Items from a data source
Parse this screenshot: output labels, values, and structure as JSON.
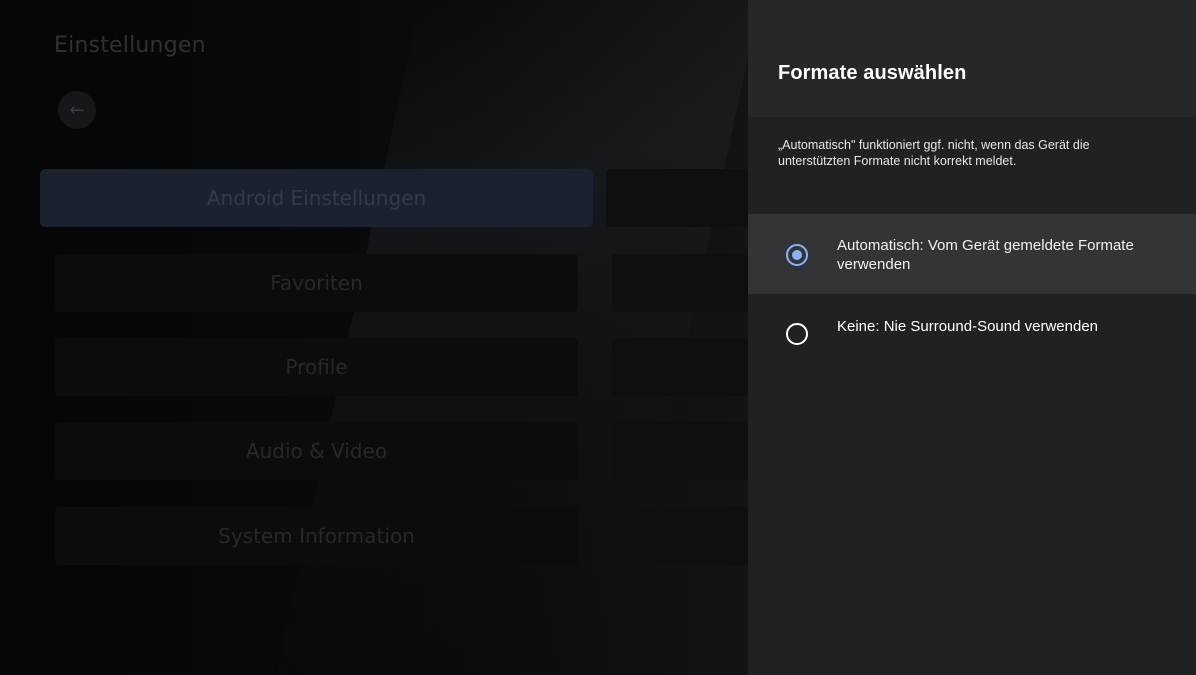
{
  "background": {
    "title": "Einstellungen",
    "back_icon": "arrow-left-icon",
    "menu": [
      {
        "label": "Android Einstellungen",
        "focused": true
      },
      {
        "label": "Favoriten",
        "focused": false
      },
      {
        "label": "Profile",
        "focused": false
      },
      {
        "label": "Audio & Video",
        "focused": false
      },
      {
        "label": "System Information",
        "focused": false
      }
    ]
  },
  "panel": {
    "title": "Formate auswählen",
    "description": "„Automatisch\" funktioniert ggf. nicht, wenn das Gerät die unterstützten Formate nicht korrekt meldet.",
    "options": [
      {
        "label": "Automatisch: Vom Gerät gemeldete Formate verwenden",
        "selected": true
      },
      {
        "label": "Keine: Nie Surround-Sound verwenden",
        "selected": false
      }
    ]
  },
  "colors": {
    "accent": "#8ab4f8",
    "panel_bg": "#202124",
    "selected_row_bg": "#333437"
  }
}
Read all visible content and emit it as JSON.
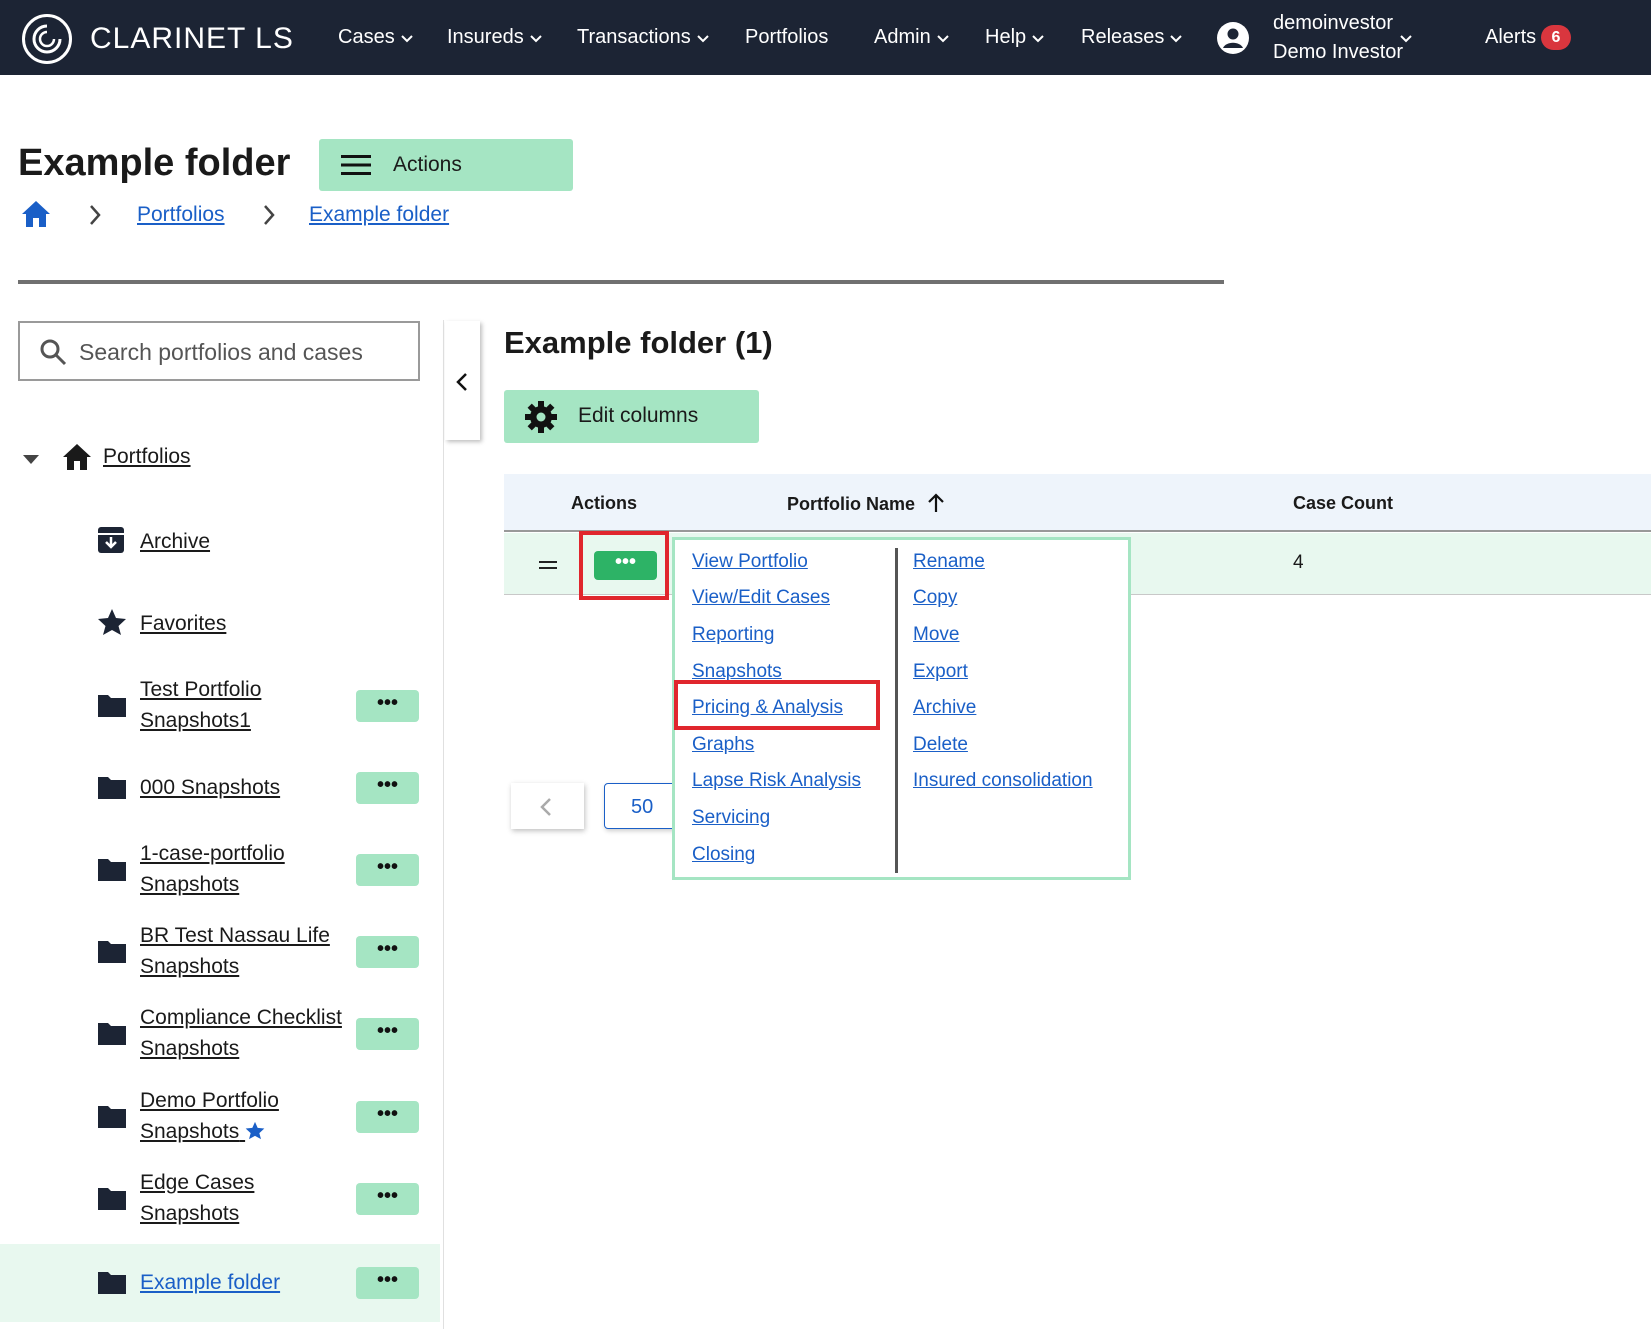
{
  "nav": {
    "brand": "CLARINET LS",
    "items": [
      "Cases",
      "Insureds",
      "Transactions",
      "Portfolios",
      "Admin",
      "Help",
      "Releases"
    ],
    "username": "demoinvestor",
    "fullname": "Demo Investor",
    "alerts_label": "Alerts",
    "alerts_count": "6"
  },
  "header": {
    "title": "Example folder",
    "actions_label": "Actions",
    "breadcrumb": [
      "Portfolios",
      "Example folder"
    ]
  },
  "sidebar": {
    "search_placeholder": "Search portfolios and cases",
    "root_label": "Portfolios",
    "items": [
      {
        "label": "Archive",
        "icon": "archive-icon"
      },
      {
        "label": "Favorites",
        "icon": "star-icon"
      },
      {
        "label": "Test Portfolio Snapshots1",
        "icon": "folder-icon",
        "menu": "•••"
      },
      {
        "label": "000 Snapshots",
        "icon": "folder-icon",
        "menu": "•••"
      },
      {
        "label": "1-case-portfolio Snapshots",
        "icon": "folder-icon",
        "menu": "•••"
      },
      {
        "label": "BR Test Nassau Life Snapshots",
        "icon": "folder-icon",
        "menu": "•••"
      },
      {
        "label": "Compliance Checklist Snapshots",
        "icon": "folder-icon",
        "menu": "•••"
      },
      {
        "label": "Demo Portfolio Snapshots",
        "icon": "folder-icon",
        "menu": "•••",
        "favorite": true
      },
      {
        "label": "Edge Cases Snapshots",
        "icon": "folder-icon",
        "menu": "•••"
      },
      {
        "label": "Example folder",
        "icon": "folder-icon",
        "menu": "•••",
        "selected": true
      }
    ]
  },
  "main": {
    "title": "Example folder (1)",
    "edit_columns_label": "Edit columns",
    "columns": [
      "Actions",
      "Portfolio Name",
      "Case Count"
    ],
    "rows": [
      {
        "actions": "•••",
        "case_count": "4"
      }
    ],
    "page_size": "50"
  },
  "menu": {
    "left": [
      "View Portfolio",
      "View/Edit Cases",
      "Reporting",
      "Snapshots",
      "Pricing & Analysis",
      "Graphs",
      "Lapse Risk Analysis",
      "Servicing",
      "Closing"
    ],
    "right": [
      "Rename",
      "Copy",
      "Move",
      "Export",
      "Archive",
      "Delete",
      "Insured consolidation"
    ]
  },
  "colors": {
    "navbar": "#1c2434",
    "accent_green": "#a5e5c3",
    "button_green": "#2db366",
    "link_blue": "#1a5fc7",
    "highlight_red": "#e0262d"
  }
}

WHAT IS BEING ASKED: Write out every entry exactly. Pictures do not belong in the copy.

SOLUTION:
Parse this screenshot: output labels, values, and structure as JSON.
{
  "background": {
    "title": "Einstellungen",
    "back_icon": "arrow-left-icon",
    "menu": [
      {
        "label": "Android Einstellungen",
        "focused": true
      },
      {
        "label": "Favoriten",
        "focused": false
      },
      {
        "label": "Profile",
        "focused": false
      },
      {
        "label": "Audio & Video",
        "focused": false
      },
      {
        "label": "System Information",
        "focused": false
      }
    ]
  },
  "panel": {
    "title": "Formate auswählen",
    "description": "„Automatisch\" funktioniert ggf. nicht, wenn das Gerät die unterstützten Formate nicht korrekt meldet.",
    "options": [
      {
        "label": "Automatisch: Vom Gerät gemeldete Formate verwenden",
        "selected": true
      },
      {
        "label": "Keine: Nie Surround-Sound verwenden",
        "selected": false
      }
    ]
  },
  "colors": {
    "accent": "#8ab4f8",
    "panel_bg": "#202124",
    "selected_row_bg": "#333437"
  }
}
Read all visible content and emit it as JSON.
{
  "nav": {
    "brand": "CLARINET LS",
    "items": [
      "Cases",
      "Insureds",
      "Transactions",
      "Portfolios",
      "Admin",
      "Help",
      "Releases"
    ],
    "username": "demoinvestor",
    "fullname": "Demo Investor",
    "alerts_label": "Alerts",
    "alerts_count": "6"
  },
  "header": {
    "title": "Example folder",
    "actions_label": "Actions",
    "breadcrumb": [
      "Portfolios",
      "Example folder"
    ]
  },
  "sidebar": {
    "search_placeholder": "Search portfolios and cases",
    "root_label": "Portfolios",
    "items": [
      {
        "label": "Archive",
        "icon": "archive-icon"
      },
      {
        "label": "Favorites",
        "icon": "star-icon"
      },
      {
        "label": "Test Portfolio Snapshots1",
        "icon": "folder-icon",
        "menu": "•••"
      },
      {
        "label": "000 Snapshots",
        "icon": "folder-icon",
        "menu": "•••"
      },
      {
        "label": "1-case-portfolio Snapshots",
        "icon": "folder-icon",
        "menu": "•••"
      },
      {
        "label": "BR Test Nassau Life Snapshots",
        "icon": "folder-icon",
        "menu": "•••"
      },
      {
        "label": "Compliance Checklist Snapshots",
        "icon": "folder-icon",
        "menu": "•••"
      },
      {
        "label": "Demo Portfolio Snapshots",
        "icon": "folder-icon",
        "menu": "•••",
        "favorite": true
      },
      {
        "label": "Edge Cases Snapshots",
        "icon": "folder-icon",
        "menu": "•••"
      },
      {
        "label": "Example folder",
        "icon": "folder-icon",
        "menu": "•••",
        "selected": true
      }
    ]
  },
  "main": {
    "title": "Example folder (1)",
    "edit_columns_label": "Edit columns",
    "columns": [
      "Actions",
      "Portfolio Name",
      "Case Count"
    ],
    "rows": [
      {
        "actions": "•••",
        "case_count": "4"
      }
    ],
    "page_size": "50"
  },
  "menu": {
    "left": [
      "View Portfolio",
      "View/Edit Cases",
      "Reporting",
      "Snapshots",
      "Pricing & Analysis",
      "Graphs",
      "Lapse Risk Analysis",
      "Servicing",
      "Closing"
    ],
    "right": [
      "Rename",
      "Copy",
      "Move",
      "Export",
      "Archive",
      "Delete",
      "Insured consolidation"
    ]
  },
  "colors": {
    "navbar": "#1c2434",
    "accent_green": "#a5e5c3",
    "button_green": "#2db366",
    "link_blue": "#1a5fc7",
    "highlight_red": "#e0262d"
  }
}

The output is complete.